The Marriage Plot by Jeffrey Eugenides

I impulsively splurged and bought this in hardcover when I couldn’t find it in the library or on Kobo.   The idea of a love story about a Lisa Simpson-y Eng. Lit. major appealed to me for some reason.  I liked it, although not quite as much as Middlesex.  I was really emotionally involved in the first part of the novel, with Madeleine’s love for the complicated Leonard, and Mitchell’s unrequited feelings for Madeleine, but, as much as I felt the depiction of Leonard’s struggle with bipolar disorder was harrowing and convincing, Eugenides lost me somehow towards the end.  Maddie seemed to give up everything for Leonard, but I couldn’t quite see what the “everything” was.  Still, Eugenides is one of those sympathetic novelists who will have me reading everything he writes

What We Talk About When We Talk About Love by Raymond Carver  

Since I’m taking a short fiction course, I thought I would read Raymond Carver, who comes up in everyone’s discussions of amazing short story writers.  I haven’t finished it though, because the story Tell the Women We’re Going was so disturbing I couldn’t pick the book up again.  It’s about a murder, and I felt like I’d witnessed it.  That’s  undeniably an accomplishment, but it didn’t make me want to get any closer.  Maybe later.

The Best American Short Stories 2010 edited by Richard Russo

Anthologies like this are a bit of a crapshoot, because you never know how many of the stories will be something you’ll like. I’ve read most of it; some stories left me cold, some I really enjoyed.  Most puzzling was The Cousins by Charles Baxter.  I’m not sure what it was about, so I’m going to read it again.  Other favourites in the book were by Lori Ostlund, Kevin Moffett, Wells Tower, Lauren Groff and Karen Russell, who also wrote Swamplandia!, which is in a stack of books by my bed waiting to be read.

Birds of America by Lorrie Moore  

This is a book of short stories.  I read a story by Lorrie Moore in my class called How to Become a Writer.  It was funny and original, and I picked up Birds of America at the library because I wanted to read more.  It’s not disappointing – she has a way with a phrase that makes you laugh out loud.  Her stories are about people on the fringes of self discovery, and the book’s hard to put down.  I’ll be looking for more by Lorrie Moore.

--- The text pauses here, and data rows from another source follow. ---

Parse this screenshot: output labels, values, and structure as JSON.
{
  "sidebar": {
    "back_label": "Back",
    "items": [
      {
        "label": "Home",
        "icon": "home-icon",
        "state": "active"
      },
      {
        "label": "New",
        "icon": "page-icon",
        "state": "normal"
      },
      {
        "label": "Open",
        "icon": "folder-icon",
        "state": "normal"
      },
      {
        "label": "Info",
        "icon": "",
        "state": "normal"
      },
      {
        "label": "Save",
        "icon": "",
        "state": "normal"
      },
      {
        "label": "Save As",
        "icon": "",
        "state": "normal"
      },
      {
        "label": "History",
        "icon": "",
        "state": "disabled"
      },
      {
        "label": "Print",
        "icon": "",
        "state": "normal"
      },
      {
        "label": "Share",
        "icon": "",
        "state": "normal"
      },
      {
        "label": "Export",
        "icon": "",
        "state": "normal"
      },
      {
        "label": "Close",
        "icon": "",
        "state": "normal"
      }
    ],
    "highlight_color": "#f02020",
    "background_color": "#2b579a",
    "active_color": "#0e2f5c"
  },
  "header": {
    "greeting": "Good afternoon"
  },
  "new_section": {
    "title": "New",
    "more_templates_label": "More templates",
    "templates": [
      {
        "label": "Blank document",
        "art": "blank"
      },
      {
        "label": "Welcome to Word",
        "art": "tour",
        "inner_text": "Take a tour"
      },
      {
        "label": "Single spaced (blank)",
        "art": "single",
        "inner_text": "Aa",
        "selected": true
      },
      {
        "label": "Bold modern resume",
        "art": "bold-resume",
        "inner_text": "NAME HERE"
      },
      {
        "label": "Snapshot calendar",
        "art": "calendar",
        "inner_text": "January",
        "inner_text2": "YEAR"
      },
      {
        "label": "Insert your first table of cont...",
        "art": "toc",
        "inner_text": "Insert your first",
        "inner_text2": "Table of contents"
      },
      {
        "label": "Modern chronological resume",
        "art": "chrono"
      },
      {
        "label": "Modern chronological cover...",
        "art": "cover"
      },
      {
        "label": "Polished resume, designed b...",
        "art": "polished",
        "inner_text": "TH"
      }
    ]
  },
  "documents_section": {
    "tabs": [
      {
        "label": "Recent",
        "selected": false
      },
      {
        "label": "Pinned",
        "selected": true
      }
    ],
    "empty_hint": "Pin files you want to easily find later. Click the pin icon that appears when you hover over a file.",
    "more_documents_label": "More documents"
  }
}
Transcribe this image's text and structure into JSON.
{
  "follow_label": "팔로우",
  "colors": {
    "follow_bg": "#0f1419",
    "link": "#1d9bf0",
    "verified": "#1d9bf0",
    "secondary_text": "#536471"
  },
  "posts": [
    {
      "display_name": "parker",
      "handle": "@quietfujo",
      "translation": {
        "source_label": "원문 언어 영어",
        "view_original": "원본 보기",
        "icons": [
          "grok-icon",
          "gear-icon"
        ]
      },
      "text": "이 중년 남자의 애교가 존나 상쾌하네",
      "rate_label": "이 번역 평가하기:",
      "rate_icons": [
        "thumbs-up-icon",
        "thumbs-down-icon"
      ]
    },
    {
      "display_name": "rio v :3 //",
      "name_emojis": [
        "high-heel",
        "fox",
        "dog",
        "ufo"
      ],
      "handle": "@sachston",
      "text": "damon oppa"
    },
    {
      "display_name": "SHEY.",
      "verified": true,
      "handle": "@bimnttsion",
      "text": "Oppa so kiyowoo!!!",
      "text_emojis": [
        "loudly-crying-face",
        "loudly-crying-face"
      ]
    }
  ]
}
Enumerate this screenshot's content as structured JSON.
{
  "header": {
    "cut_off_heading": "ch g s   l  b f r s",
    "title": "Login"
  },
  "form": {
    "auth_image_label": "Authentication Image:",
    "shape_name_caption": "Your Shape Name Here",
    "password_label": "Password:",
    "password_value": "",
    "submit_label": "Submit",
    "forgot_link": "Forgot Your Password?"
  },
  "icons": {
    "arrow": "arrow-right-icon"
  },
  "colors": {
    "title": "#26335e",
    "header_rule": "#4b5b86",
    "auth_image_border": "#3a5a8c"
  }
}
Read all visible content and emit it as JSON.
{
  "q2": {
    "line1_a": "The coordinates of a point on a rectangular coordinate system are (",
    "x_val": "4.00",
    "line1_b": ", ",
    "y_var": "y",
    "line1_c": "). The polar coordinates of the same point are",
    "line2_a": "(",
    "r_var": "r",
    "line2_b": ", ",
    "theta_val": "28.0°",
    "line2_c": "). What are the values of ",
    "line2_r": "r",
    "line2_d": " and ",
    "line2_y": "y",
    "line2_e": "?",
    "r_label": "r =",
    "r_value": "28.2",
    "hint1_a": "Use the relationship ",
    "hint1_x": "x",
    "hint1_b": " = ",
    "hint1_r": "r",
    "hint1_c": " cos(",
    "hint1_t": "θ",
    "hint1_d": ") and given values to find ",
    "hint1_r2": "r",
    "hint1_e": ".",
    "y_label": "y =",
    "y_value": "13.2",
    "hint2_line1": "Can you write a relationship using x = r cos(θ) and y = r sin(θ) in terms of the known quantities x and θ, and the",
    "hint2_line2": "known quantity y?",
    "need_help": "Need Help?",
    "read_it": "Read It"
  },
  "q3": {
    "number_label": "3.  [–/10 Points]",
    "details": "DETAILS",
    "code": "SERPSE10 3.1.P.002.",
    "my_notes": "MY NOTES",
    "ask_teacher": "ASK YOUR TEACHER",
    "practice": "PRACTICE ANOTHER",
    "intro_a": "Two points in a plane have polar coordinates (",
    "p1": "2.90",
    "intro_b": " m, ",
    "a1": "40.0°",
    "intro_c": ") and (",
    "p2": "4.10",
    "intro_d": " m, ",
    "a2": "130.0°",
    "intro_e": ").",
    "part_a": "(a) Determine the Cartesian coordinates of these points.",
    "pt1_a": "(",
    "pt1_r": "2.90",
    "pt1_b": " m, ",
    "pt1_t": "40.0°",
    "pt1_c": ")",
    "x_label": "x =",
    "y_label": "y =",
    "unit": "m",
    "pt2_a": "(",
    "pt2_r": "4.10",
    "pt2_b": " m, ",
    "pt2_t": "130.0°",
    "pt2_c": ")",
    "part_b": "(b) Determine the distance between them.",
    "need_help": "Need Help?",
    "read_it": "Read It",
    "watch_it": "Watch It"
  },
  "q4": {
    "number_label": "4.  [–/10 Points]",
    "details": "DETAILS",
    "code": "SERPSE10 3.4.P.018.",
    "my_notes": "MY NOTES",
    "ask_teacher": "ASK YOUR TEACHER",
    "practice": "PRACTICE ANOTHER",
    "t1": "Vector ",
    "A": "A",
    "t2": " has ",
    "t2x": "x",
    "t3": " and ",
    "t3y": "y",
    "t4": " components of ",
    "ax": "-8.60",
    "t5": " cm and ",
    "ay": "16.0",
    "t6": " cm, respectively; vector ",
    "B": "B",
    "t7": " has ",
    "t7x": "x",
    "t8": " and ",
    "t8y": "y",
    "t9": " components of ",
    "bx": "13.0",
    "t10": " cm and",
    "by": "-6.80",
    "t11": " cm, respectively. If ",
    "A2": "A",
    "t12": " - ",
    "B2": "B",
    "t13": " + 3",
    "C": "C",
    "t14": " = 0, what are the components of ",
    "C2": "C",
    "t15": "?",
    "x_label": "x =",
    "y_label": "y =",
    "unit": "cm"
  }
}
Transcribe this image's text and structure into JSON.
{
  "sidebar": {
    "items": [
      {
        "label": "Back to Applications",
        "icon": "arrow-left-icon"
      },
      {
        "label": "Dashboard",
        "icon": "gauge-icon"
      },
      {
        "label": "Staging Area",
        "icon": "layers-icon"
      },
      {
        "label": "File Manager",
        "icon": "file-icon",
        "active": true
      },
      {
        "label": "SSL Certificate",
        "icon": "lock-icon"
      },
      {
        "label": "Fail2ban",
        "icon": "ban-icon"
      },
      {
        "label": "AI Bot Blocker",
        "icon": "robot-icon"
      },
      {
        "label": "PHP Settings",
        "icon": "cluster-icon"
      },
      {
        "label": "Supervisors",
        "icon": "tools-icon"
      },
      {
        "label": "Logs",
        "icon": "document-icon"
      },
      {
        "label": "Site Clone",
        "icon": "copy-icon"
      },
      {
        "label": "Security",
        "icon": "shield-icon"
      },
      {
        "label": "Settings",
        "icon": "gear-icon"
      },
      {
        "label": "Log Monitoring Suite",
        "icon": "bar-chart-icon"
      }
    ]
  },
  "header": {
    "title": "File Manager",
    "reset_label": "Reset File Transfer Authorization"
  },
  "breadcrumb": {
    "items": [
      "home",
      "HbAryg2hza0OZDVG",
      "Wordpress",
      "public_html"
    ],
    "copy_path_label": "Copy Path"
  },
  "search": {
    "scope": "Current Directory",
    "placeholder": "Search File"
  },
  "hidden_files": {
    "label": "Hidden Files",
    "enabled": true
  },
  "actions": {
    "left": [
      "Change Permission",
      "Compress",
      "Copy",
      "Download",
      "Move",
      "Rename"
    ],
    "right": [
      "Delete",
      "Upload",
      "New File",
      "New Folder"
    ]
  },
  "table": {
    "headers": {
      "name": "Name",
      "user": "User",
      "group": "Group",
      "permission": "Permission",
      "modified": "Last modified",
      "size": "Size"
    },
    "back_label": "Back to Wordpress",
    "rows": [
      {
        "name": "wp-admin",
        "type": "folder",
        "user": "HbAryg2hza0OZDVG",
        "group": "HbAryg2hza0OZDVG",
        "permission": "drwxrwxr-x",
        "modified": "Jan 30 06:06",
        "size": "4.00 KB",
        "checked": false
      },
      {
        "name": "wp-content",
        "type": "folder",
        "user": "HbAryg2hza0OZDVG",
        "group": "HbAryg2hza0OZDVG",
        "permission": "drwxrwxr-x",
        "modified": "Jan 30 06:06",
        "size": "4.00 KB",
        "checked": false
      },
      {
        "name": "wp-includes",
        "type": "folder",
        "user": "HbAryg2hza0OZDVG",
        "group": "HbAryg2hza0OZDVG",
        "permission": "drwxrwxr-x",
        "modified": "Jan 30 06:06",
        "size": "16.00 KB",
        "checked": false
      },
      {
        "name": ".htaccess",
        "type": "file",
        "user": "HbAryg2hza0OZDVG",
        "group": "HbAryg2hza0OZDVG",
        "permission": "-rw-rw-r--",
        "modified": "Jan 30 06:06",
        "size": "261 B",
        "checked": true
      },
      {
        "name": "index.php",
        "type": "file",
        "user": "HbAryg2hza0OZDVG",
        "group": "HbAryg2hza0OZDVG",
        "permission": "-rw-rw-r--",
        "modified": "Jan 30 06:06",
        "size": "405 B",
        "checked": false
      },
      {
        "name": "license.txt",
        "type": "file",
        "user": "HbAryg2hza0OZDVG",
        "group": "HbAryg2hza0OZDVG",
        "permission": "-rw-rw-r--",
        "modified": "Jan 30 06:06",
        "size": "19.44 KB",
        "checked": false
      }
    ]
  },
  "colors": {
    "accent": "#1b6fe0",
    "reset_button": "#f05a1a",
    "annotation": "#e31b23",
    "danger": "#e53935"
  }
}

Important Artifacts and Personal Property From The Collection Of Lenore Doolan and Harold Morris, Including Books, Street Fashion, and Jewelry by Leanne Shapton

This book was on a list called 10 Wonderful Love Stories Told in Unusual Ways which I originally saw on flavorwire.  I found the book in the art section of the library, but it’s really a fabricated auction catalogue that tells the story of the relationship and eventual breakup of two people named Lenore and Hal, through personal photos, cards, mixtapes, clothes and books. It has the voyeuristic appeal of something like Found by Davy Rothbart or Postsecret by Frank Warren.  Except it’s totally made up.  It’s touching and wonderfully original, and I don’t want to give it back now.  Guess I’ll have to go shopping.

A Prayer for Owen Meany by John Irving

This is a reread.  I’m reading it as part of a Random Reader Challenge, in anticipation of reading John Irving’s new novel, In One Person, a copy of which is sitting on my sister’s windowsill right now.  Hope she reads it soon so I can borrow it.  The book has been getting mixed reviews, but that doesn’t make any difference to me – I’ll read it anyway, because his best books are among my favourite books ever.  There’s a nice review of it by Jeanette Winterson in the New York Times.  I’ve read The World According to Garp and The Cider House Rules twice – Owen Meany is my other favourite John Irving, so I’m going to give it another spin.  I got a bit lost with some of his later books – any you think I should read?